Justice Brown emphasized that “capacity litigation should reflect the basic purpose of the SDA – to protect the property of a person found to be incapable and to ensure that such property is managed wisely so that it provides a stream of income to support the needs of the incapable person: SDA, sections 32(1) and 37.”
His Honour states that members of the Bar should not presume that all parties to contested capacity litigation will have their costs paid by the estate of the incapable person.
This endorsement emphasizes that family fights cost everyone involved.
Enjoy the weekend.
Jonathan Morse – Click here for more information on Jonathan Morse.
I recently had the opportunity to meet with a gentleman named Franco Lombardo from Vancounver B.C. who has pioneered the concept of "authentic wealth" in the context of succession planning. Franco has written two books: Life After Wealth and Money Motto both of which deal with and elaborate on his core concepts of devising strategies for individuals who want to create a meaningful personal legacy.
In Lombardo’s words: "Authentic Wealth involves seeing, understanding and releasing fears around money, and, at the same time, embracing a deeper understanding of who we are, why we are here, and how we create meaning through the choices we make every day"
Franco has founded Veritage, a company through which he consults with clients with a view towards a more holistic succession planning strategy. The concept of collaboration between a testator and his or her beneficiaries in realizing family objectives has also been explored by Ian Hull of our office and his concept of the Family Conference as a means of avoiding estate litigation.

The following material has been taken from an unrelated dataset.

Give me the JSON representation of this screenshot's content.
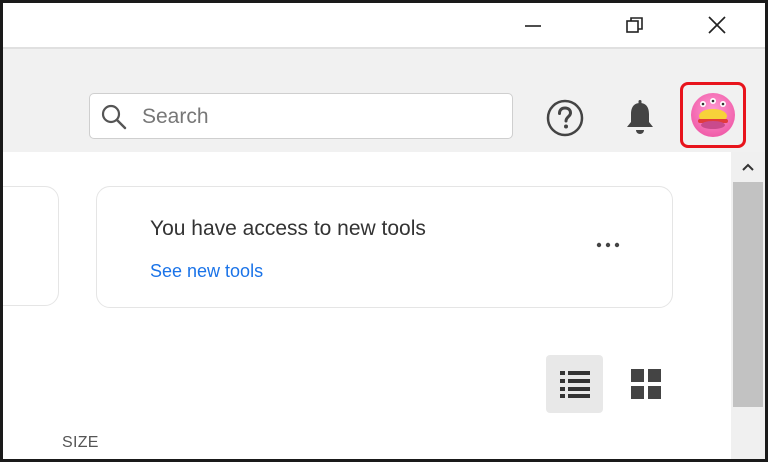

David M. Smith
This year’s trusts and estates section of the Institute was held on Tuesday, February 3, 2009. The programme featured a broad and interesting selection of topics by experienced practitioners.

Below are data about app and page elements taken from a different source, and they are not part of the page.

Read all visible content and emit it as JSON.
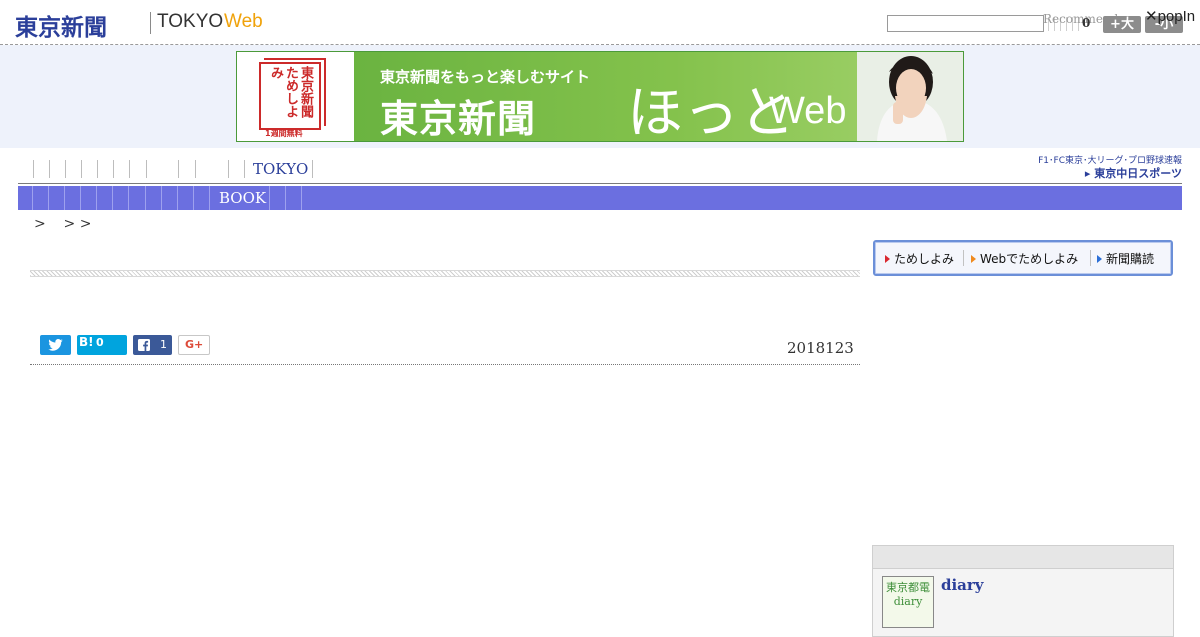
{
  "header": {
    "logo_jp": "東京新聞",
    "logo_tokyo": "TOKYO",
    "logo_web": "Web",
    "recommend_label": "Recommend",
    "search_count": "0",
    "size_up_label": "+大",
    "size_down_label": "-小",
    "popin_label": "✕popIn"
  },
  "banner": {
    "book_text": "東京新聞ためしよみ",
    "book_free": "1週間無料",
    "subtitle": "東京新聞をもっと楽しむサイト",
    "main": "東京新聞",
    "hot": "ほっと",
    "web": "Web"
  },
  "nav": {
    "tokyo_label": "TOKYO",
    "sports_top": "F1･FC東京･大リーグ･プロ野球速報",
    "sports_bottom": "▸ 東京中日スポーツ"
  },
  "catbar": {
    "book_label": "BOOK"
  },
  "breadcrumb": ">    > >",
  "article": {
    "date": "2018123",
    "share": {
      "twitter_icon": "twitter-icon",
      "hatena_label": "B!",
      "hatena_count": "0",
      "facebook_count": "1",
      "gplus_label": "G+"
    }
  },
  "sidebar": {
    "nav_items": [
      {
        "label": "ためしよみ",
        "arrow_color": "#d9282f"
      },
      {
        "label": "Webでためしよみ",
        "arrow_color": "#ef8a1e"
      },
      {
        "label": "新聞購読",
        "arrow_color": "#2b6fd6"
      }
    ],
    "diary": {
      "thumb_text": "東京都電diary",
      "title": "diary"
    }
  }
}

- Estate planning for ‘complex’ families
- Environmental liability issues for trustees, executors, attorneys and guardians
- Family law surprises
- Conflict of laws in cases of multi-jurisdictional families and their assets
- Developments in costs in estates and capacity litigation
- Trustee mistakes
- Rights of adult beneficiaries to receive support
- Capacity assessments
- Power of attorney pitfalls
The programme was informative and insightful and a great opportunity to meet and speak with leading estate practitioners. If you were unable to attend, the seminar materials are available from the Ontario Bar Association.
Have a great day!
Bianca La Neve
Listen to Deductions from Compensation.
This week on Hull on Estates and Succession Planning, Ian and Suzana finish up the discussion on the question of accounting by reviewing deductions from compensation and briefly sum up the procedure of the passing of accounts.
Listen to Declarations of Death Act
This week on Hull on Estates, Sean Graham and Rick Bickhram talk about the Declarations of Death Act. They discuss what happens when a person goes missing from a jurisdiction and some possible remedies.
Listen to Dependant Relief.
This week on Hull on Estates, Natalia Angelini and Craig Vander Zee discuss dependant relief and reference a variety of cases that utilized the Succession Law Reform Act.
Listen to Delegation in Investment Accounts
This week on Hull on Estate and Succession Planning, Ian and Suzana discuss delegation issues that arise when dealing with Investment Accounts and address a listeners question about the family cottage.